From SABR member Howard Megdal at Vice Sports on September 14, 2018:
For the moment, leave aside the insidiousness of how it came to pass Thursday that David Wright, franchise icon for the New York Mets, announced tearfully that he would be playing his final game in the major leagues on September 29.
Ignore that he gets just one day because the Mets, a team Wright was loyal to in every possible way—from taking a discounted extension, to serving as the face of the franchise through the very worst of the Bernie Madoff-related financial issues that plague them to this day—spent weeks publicly impugning the two-year comeback Wright has been authoring, delaying his return.
Forget that the Mets a franchise that seems to always rush players back from injury (or have them play through it), instead did everything possible to keep Wright off the field, seemingly because it would ruin the chances of insurance paying off 75 percent of Wright’s salary while the Mets could claim all of it for public consumption of their inflated, yet still chronically underfunded payroll number.
This is the essence of David Wright’s tenure with the Mets, which began with such promise in 2004, will end a decade and a half later short of the Hall of Fame track Wright once trod upon, but remains the greatest everyday career in team history.
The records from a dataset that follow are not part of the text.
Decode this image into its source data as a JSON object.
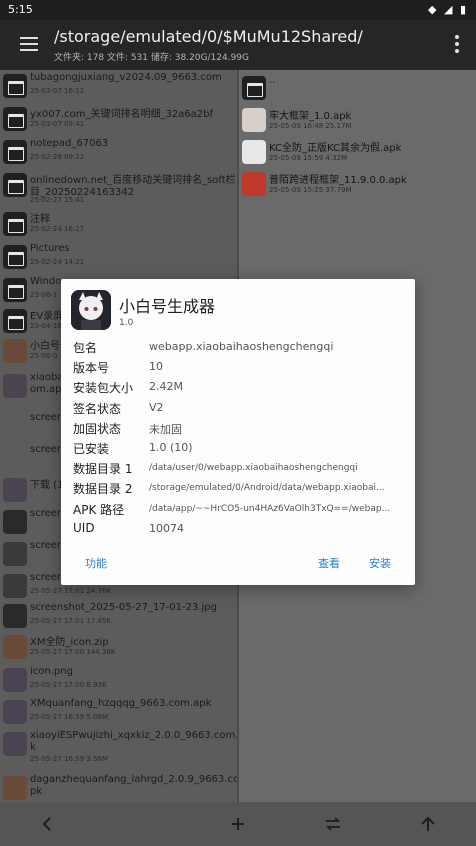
{
  "status": {
    "time": "5:15"
  },
  "appbar": {
    "path": "/storage/emulated/0/$MuMu12Shared/",
    "info": "文件夹: 178  文件: 531  储存: 38.20G/124.99G"
  },
  "left_pane": [
    {
      "name": "tubagongjuxiang_v2024.09_9663.com",
      "meta": "25-03-07 16:12",
      "kind": "folder"
    },
    {
      "name": "yx007.com_关键词排名明细_32a6a2bf",
      "meta": "25-03-07 09:41",
      "kind": "folder"
    },
    {
      "name": "notepad_67063",
      "meta": "25-02-28 09:22",
      "kind": "folder"
    },
    {
      "name": "onlinedown.net_百度移动关键词排名_soft栏",
      "name2": "目_20250224163342",
      "meta": "25-02-27 15:41",
      "kind": "folder"
    },
    {
      "name": "注释",
      "meta": "25-02-24 16:27",
      "kind": "folder"
    },
    {
      "name": "Pictures",
      "meta": "25-02-24 14:21",
      "kind": "folder"
    },
    {
      "name": "Windo",
      "meta": "23-06-1",
      "kind": "folder"
    },
    {
      "name": "EV录屏",
      "meta": "23-04-18",
      "kind": "folder"
    },
    {
      "name": "小白号",
      "meta": "25-06-0",
      "kind": "zip"
    },
    {
      "name": "xiaoba",
      "name2": "om.apk",
      "meta": "",
      "kind": "anime"
    },
    {
      "name": "screen",
      "meta": "",
      "kind": "none"
    },
    {
      "name": "screen",
      "meta": "",
      "kind": "none"
    },
    {
      "name": "下载 (1",
      "meta": "",
      "kind": "anime"
    },
    {
      "name": "screen",
      "meta": "",
      "kind": "dark"
    },
    {
      "name": "screen",
      "meta": "",
      "kind": "mid"
    },
    {
      "name": "screen",
      "meta": "25-05-27 17:01  24.76K",
      "kind": "mid"
    },
    {
      "name": "screenshot_2025-05-27_17-01-23.jpg",
      "meta": "25-05-27 17:01  17.45K",
      "kind": "dark"
    },
    {
      "name": "XM全防_icon.zip",
      "meta": "25-05-27 17:00  144.36K",
      "kind": "zip"
    },
    {
      "name": "icon.png",
      "meta": "25-05-27 17:00  8.93K",
      "kind": "anime"
    },
    {
      "name": "XMquanfang_hzqqqg_9663.com.apk",
      "meta": "25-05-27 16:59  5.06M",
      "kind": "anime"
    },
    {
      "name": "xiaoyiESPwujizhi_xqxkiz_2.0.0_9663.com.ap",
      "name2": "k",
      "meta": "25-05-27 16:59  3.56M",
      "kind": "anime"
    },
    {
      "name": "daganzhequanfang_iahrgd_2.0.9_9663.com.a",
      "name2": "pk",
      "meta": "",
      "kind": "zip"
    }
  ],
  "right_pane": [
    {
      "name": "..",
      "meta": "",
      "kind": "folder"
    },
    {
      "name": "牢大框架_1.0.apk",
      "meta": "25-05-09 16:48  25.17M"
    },
    {
      "name": "KC全防_正版KC其余为假.apk",
      "meta": "25-05-09 15:59  4.32M"
    },
    {
      "name": "普陌跨进程框架_11.9.0.0.apk",
      "meta": "25-05-09 15:25  37.79M"
    }
  ],
  "dialog": {
    "app_name": "小白号生成器",
    "app_version": "1.0",
    "rows": [
      {
        "key": "包名",
        "value": "webapp.xiaobaihaoshengchengqi"
      },
      {
        "key": "版本号",
        "value": "10"
      },
      {
        "key": "安装包大小",
        "value": "2.42M"
      },
      {
        "key": "签名状态",
        "value": "V2"
      },
      {
        "key": "加固状态",
        "value": "未加固"
      },
      {
        "key": "已安装",
        "value": "1.0 (10)"
      },
      {
        "key": "数据目录 1",
        "value": "/data/user/0/webapp.xiaobaihaoshengchengqi"
      },
      {
        "key": "数据目录 2",
        "value": "/storage/emulated/0/Android/data/webapp.xiaobai..."
      },
      {
        "key": "APK 路径",
        "value": "/data/app/~~HrCO5-un4HAz6VaOlh3TxQ==/webap..."
      },
      {
        "key": "UID",
        "value": "10074"
      }
    ],
    "btn_function": "功能",
    "btn_view": "查看",
    "btn_install": "安装"
  }
}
Read the full article here: https://sports.vice.com/en_us/article/yw4gaj/david-wright-was-the-ultimate-met
- Related link: Get your free copy of SABR’s Met-rospectives: A Collection of the Greatest Games in New York Mets History
Originally published: September 14, 2018. Last Updated: September 14, 2018.